This category features articles on general design principles, Web design, typography, user interface design and related topics. It also presents design showcases and practical pieces on the business side of design. Curated by Alma Hoffmann.
The Web is awash in content. A recent Moz article reports that 92,000 new articles are posted online every day. Companies are spending billions on content marketing to enhance credibility, build brand awareness and, especially of late, improve SEO.
Google has always tried to reward great content with high rankings, but today, thanks to vast improvements in its algorithm, Google is better able to actually do it. Its content quality guidelines are perfectly aligned with what every writer and marketer should aspire to.
People don’t spend their money online easily. Think about it: If you had to answer a long list of questions or struggle to navigate a website, how much money would you be willing to part with? Online shopping is about convenience and comfort, and those of us who have at least once ventured into the realm of online shopping know how time-consuming and unpleasant it can be.

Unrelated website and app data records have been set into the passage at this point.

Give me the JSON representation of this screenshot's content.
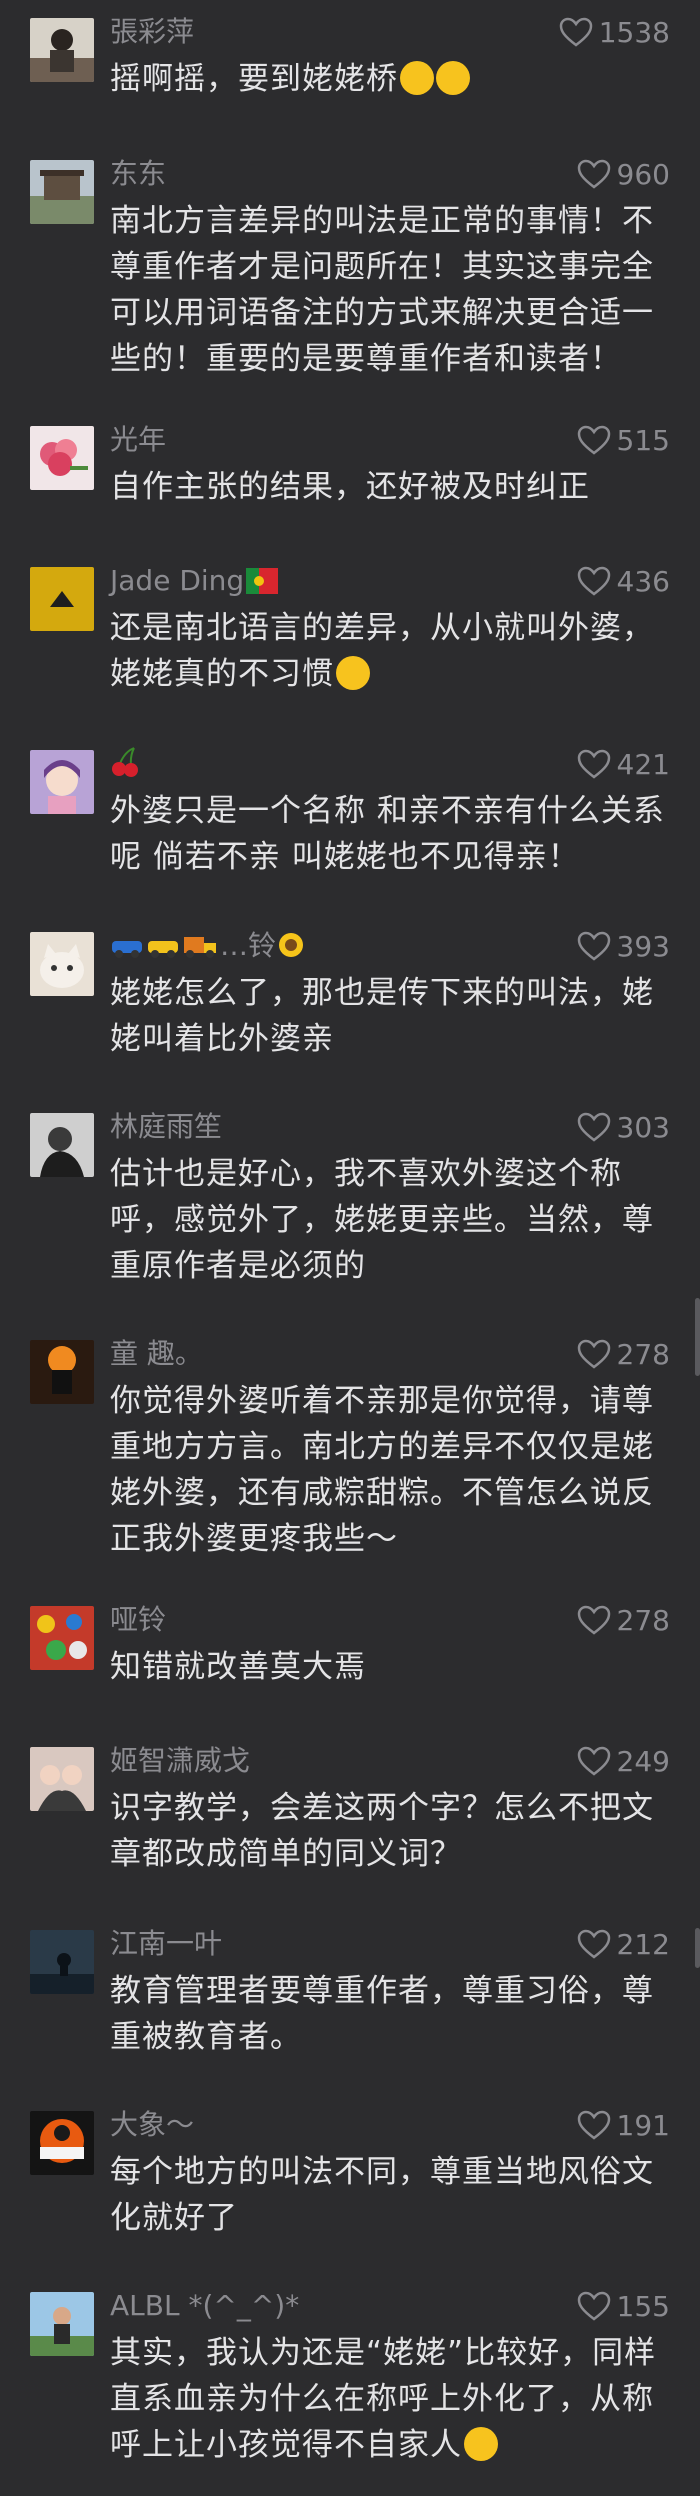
{
  "comments": [
    {
      "name": "張彩萍",
      "likes": "1538",
      "text": "摇啊摇，要到姥姥桥",
      "emoji": [
        "crying-laughing-emoji",
        "crying-laughing-emoji"
      ]
    },
    {
      "name": "东东",
      "likes": "960",
      "text": "南北方言差异的叫法是正常的事情！不尊重作者才是问题所在！其实这事完全可以用词语备注的方式来解决更合适一些的！重要的是要尊重作者和读者！"
    },
    {
      "name": "光年",
      "likes": "515",
      "text": "自作主张的结果，还好被及时纠正"
    },
    {
      "name": "Jade Ding",
      "name_emoji": "portugal-flag-emoji",
      "likes": "436",
      "text": "还是南北语言的差异，从小就叫外婆，姥姥真的不习惯",
      "emoji": [
        "pleading-face-emoji"
      ]
    },
    {
      "name": "",
      "name_emoji": "cherries-emoji",
      "likes": "421",
      "text": "外婆只是一个名称 和亲不亲有什么关系呢 倘若不亲 叫姥姥也不见得亲！"
    },
    {
      "name": "…铃",
      "name_emoji_prefix": [
        "car-emoji",
        "taxi-emoji",
        "truck-emoji"
      ],
      "name_emoji": "sunflower-emoji",
      "likes": "393",
      "text": "姥姥怎么了，那也是传下来的叫法，姥姥叫着比外婆亲"
    },
    {
      "name": "林庭雨笙",
      "likes": "303",
      "text": "估计也是好心，我不喜欢外婆这个称呼，感觉外了，姥姥更亲些。当然，尊重原作者是必须的"
    },
    {
      "name": "童 趣。",
      "likes": "278",
      "text": "你觉得外婆听着不亲那是你觉得，请尊重地方方言。南北方的差异不仅仅是姥姥外婆，还有咸粽甜粽。不管怎么说反正我外婆更疼我些～"
    },
    {
      "name": "哑铃",
      "likes": "278",
      "text": "知错就改善莫大焉"
    },
    {
      "name": "姬智潇威戈",
      "likes": "249",
      "text": "识字教学，会差这两个字？怎么不把文章都改成简单的同义词？"
    },
    {
      "name": "江南一叶",
      "likes": "212",
      "text": "教育管理者要尊重作者，尊重习俗，尊重被教育者。"
    },
    {
      "name": "大象～",
      "likes": "191",
      "text": "每个地方的叫法不同，尊重当地风俗文化就好了"
    },
    {
      "name": "ALBL *(^_^)*",
      "likes": "155",
      "text": "其实，我认为还是“姥姥”比较好，同样直系血亲为什么在称呼上外化了，从称呼上让小孩觉得不自家人",
      "emoji": [
        "flushed-face-emoji"
      ]
    }
  ]
}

The online stores that stand out from the rest are those that go the extra mile for their users. We’ll look here at some small and big e-commerce websites that create pleasant online shopping experiences. We’ll consider the experience from the very start to the very end, right through to the checkout process.
Guesstimates by analysts put the number of mobile app downloads this year at somewhere between 56 and 82 billion, with the average user downloading somewhere between 26 and 41 apps, with a smaller subset of those apps being used on a regular basis.
Other numbers indicate that 95% of downloaded apps are abandoned within a month and 26% of apps are only used once. Depending on the user, these abandoned apps are deleted or ignored, never to be opened again. I choose to leave these ignored apps on my phone and tablet, and at last count, I had over 375 apps on my iPhone.
Most designers spend too much time with their designs to be objective about them. The best thing any designer can do is to collect feedback from real users. Testing uncovers pain points and flaws in a design that are not otherwise obvious.
Recently, I had an opportunity to experience this firsthand when iterating on HelloSign, the iOS app that enables users to scan, sign and send documents from their phone using the built-in camera. Thanks to testing, the app went from four stars to a solid five stars after a redesign.
When Google announced its preference for user-friendly responsive websites in June 2012, I immediately saw an influx of posts that equated responsive design with search engine optimization. This is unfortunate because, while responsive websites can be SEO-friendly, some responsive websites are not.
I’ve detailed some of the common errors that give responsive websites problems in search results in an article on Search Engine Land earlier this year, so it’s nice to be able to do a more in-depth SEO audit of a responsive website here on Smashing Magazine.
Responsive images are one of the biggest sources of frustration in the Web development community. With good reason, too: The average size of pages has grown from 1 MB to a staggering 1.5 MB in the last year alone. Images account for more than 60% of that growth, and this percentage will only go up.
Much of that page weight could be reduced if images were conditionally optimized based on device width, pixel density and modern image formats (such as WebP). These reductions would result in faster loading times and in users who are more engaged and who would stick around longer.
Some websites outperform others, whether in their content, usability, design, features, etc. Details of interaction design and animation make a fundamental difference on modern websites. We’ll share some lessons drawn from various models and analyze why these simple patterns work so well.
When we design digital products, we often use design applications such as Photoshop and Sketch. Most people who have been in the business for a few years obviously know that design is more than just about visual presentation.